======== Records shown

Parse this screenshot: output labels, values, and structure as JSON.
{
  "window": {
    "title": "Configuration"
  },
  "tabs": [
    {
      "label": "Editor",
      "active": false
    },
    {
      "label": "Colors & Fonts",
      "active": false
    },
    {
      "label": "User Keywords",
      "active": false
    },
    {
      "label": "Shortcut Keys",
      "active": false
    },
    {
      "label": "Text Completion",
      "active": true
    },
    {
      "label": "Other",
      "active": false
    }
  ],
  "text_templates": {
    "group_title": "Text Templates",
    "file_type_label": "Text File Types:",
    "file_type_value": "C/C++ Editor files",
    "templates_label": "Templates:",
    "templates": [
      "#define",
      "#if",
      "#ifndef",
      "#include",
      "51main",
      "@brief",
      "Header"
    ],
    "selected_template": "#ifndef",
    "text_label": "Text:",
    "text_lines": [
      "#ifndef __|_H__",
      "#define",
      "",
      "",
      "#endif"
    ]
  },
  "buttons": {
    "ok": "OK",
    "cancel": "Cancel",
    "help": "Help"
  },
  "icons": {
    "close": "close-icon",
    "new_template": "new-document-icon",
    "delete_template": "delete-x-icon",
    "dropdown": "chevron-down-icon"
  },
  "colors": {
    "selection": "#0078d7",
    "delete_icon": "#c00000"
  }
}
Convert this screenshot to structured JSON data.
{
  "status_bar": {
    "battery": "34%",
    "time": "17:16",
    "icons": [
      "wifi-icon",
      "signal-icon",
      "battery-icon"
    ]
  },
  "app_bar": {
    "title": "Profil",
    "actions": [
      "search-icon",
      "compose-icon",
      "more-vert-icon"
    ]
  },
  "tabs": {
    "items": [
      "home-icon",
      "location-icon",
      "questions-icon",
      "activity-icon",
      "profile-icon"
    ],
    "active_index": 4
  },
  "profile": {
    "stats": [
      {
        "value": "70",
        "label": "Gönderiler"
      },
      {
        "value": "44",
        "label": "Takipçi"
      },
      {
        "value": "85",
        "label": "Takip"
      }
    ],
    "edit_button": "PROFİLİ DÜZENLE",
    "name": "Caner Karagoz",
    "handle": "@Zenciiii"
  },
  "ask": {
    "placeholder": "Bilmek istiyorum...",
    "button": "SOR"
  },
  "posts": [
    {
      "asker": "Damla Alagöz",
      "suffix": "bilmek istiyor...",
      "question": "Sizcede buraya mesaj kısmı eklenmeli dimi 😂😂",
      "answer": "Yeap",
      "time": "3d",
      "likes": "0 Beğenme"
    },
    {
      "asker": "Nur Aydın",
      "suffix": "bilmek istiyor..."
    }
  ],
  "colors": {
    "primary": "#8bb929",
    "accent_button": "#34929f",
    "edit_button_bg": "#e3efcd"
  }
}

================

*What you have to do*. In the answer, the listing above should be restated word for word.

*Exercise output*.
Parse this screenshot: output labels, values, and structure as JSON.
{
  "window": {
    "title": "Configuration"
  },
  "tabs": [
    {
      "label": "Editor",
      "active": false
    },
    {
      "label": "Colors & Fonts",
      "active": false
    },
    {
      "label": "User Keywords",
      "active": false
    },
    {
      "label": "Shortcut Keys",
      "active": false
    },
    {
      "label": "Text Completion",
      "active": true
    },
    {
      "label": "Other",
      "active": false
    }
  ],
  "text_templates": {
    "group_title": "Text Templates",
    "file_type_label": "Text File Types:",
    "file_type_value": "C/C++ Editor files",
    "templates_label": "Templates:",
    "templates": [
      "#define",
      "#if",
      "#ifndef",
      "#include",
      "51main",
      "@brief",
      "Header"
    ],
    "selected_template": "#ifndef",
    "text_label": "Text:",
    "text_lines": [
      "#ifndef __|_H__",
      "#define",
      "",
      "",
      "#endif"
    ]
  },
  "buttons": {
    "ok": "OK",
    "cancel": "Cancel",
    "help": "Help"
  },
  "icons": {
    "close": "close-icon",
    "new_template": "new-document-icon",
    "delete_template": "delete-x-icon",
    "dropdown": "chevron-down-icon"
  },
  "colors": {
    "selection": "#0078d7",
    "delete_icon": "#c00000"
  }
}
Convert this screenshot to structured JSON data.
{
  "status_bar": {
    "battery": "34%",
    "time": "17:16",
    "icons": [
      "wifi-icon",
      "signal-icon",
      "battery-icon"
    ]
  },
  "app_bar": {
    "title": "Profil",
    "actions": [
      "search-icon",
      "compose-icon",
      "more-vert-icon"
    ]
  },
  "tabs": {
    "items": [
      "home-icon",
      "location-icon",
      "questions-icon",
      "activity-icon",
      "profile-icon"
    ],
    "active_index": 4
  },
  "profile": {
    "stats": [
      {
        "value": "70",
        "label": "Gönderiler"
      },
      {
        "value": "44",
        "label": "Takipçi"
      },
      {
        "value": "85",
        "label": "Takip"
      }
    ],
    "edit_button": "PROFİLİ DÜZENLE",
    "name": "Caner Karagoz",
    "handle": "@Zenciiii"
  },
  "ask": {
    "placeholder": "Bilmek istiyorum...",
    "button": "SOR"
  },
  "posts": [
    {
      "asker": "Damla Alagöz",
      "suffix": "bilmek istiyor...",
      "question": "Sizcede buraya mesaj kısmı eklenmeli dimi 😂😂",
      "answer": "Yeap",
      "time": "3d",
      "likes": "0 Beğenme"
    },
    {
      "asker": "Nur Aydın",
      "suffix": "bilmek istiyor..."
    }
  ],
  "colors": {
    "primary": "#8bb929",
    "accent_button": "#34929f",
    "edit_button_bg": "#e3efcd"
  }
}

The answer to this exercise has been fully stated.